What you have to do - Out of the entries that follow, copy each line containing "title".
--- Available data ---
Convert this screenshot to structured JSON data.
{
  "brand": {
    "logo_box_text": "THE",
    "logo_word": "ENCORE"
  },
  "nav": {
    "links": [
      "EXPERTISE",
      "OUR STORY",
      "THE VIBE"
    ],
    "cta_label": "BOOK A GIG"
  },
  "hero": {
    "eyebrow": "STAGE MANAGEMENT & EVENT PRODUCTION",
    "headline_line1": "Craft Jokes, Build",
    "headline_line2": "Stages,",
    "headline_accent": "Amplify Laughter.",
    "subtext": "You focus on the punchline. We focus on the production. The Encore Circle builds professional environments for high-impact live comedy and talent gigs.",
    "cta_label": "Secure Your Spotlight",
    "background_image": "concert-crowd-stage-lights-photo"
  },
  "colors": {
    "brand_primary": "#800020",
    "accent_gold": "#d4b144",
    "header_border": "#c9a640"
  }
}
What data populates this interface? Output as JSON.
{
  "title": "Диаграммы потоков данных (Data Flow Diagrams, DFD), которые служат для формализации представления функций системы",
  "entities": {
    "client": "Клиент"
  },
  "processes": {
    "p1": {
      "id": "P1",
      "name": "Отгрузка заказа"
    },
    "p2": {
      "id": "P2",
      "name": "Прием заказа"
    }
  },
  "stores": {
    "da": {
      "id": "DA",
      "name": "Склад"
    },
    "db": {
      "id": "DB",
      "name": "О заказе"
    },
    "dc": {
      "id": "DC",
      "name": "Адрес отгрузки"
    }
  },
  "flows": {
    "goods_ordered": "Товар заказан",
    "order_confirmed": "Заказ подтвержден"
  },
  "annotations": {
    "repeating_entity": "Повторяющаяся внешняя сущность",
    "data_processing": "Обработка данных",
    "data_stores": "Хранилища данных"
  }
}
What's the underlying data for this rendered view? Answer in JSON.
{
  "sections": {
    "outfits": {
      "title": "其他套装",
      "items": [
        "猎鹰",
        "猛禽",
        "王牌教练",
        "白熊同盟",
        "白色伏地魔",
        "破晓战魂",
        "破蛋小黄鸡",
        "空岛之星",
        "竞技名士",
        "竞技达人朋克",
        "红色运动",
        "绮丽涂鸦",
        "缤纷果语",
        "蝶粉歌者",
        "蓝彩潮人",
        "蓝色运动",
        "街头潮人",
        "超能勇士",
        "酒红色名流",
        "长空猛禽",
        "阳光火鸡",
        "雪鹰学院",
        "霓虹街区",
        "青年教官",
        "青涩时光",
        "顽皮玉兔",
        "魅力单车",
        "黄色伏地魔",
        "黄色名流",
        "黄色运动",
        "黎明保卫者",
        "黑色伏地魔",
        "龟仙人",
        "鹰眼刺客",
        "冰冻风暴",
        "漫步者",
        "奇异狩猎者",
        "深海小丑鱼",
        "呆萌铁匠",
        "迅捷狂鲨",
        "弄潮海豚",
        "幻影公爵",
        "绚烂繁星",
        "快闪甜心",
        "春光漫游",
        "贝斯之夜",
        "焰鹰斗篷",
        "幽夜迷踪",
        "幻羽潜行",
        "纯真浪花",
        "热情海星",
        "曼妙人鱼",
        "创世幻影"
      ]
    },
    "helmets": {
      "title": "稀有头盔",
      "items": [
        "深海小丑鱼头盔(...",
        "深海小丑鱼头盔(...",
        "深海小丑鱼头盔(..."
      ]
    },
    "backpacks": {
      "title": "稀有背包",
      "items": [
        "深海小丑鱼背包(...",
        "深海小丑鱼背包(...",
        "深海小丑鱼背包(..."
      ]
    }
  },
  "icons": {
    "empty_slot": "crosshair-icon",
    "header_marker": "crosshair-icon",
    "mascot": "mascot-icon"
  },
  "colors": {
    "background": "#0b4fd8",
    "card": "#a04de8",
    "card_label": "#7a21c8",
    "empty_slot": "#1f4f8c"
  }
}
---
Written reply -
  "title": "Диаграммы потоков данных (Data Flow Diagrams, DFD), которые служат для формализации представления функций системы",
      "title": "其他套装",
      "title": "稀有头盔",
      "title": "稀有背包",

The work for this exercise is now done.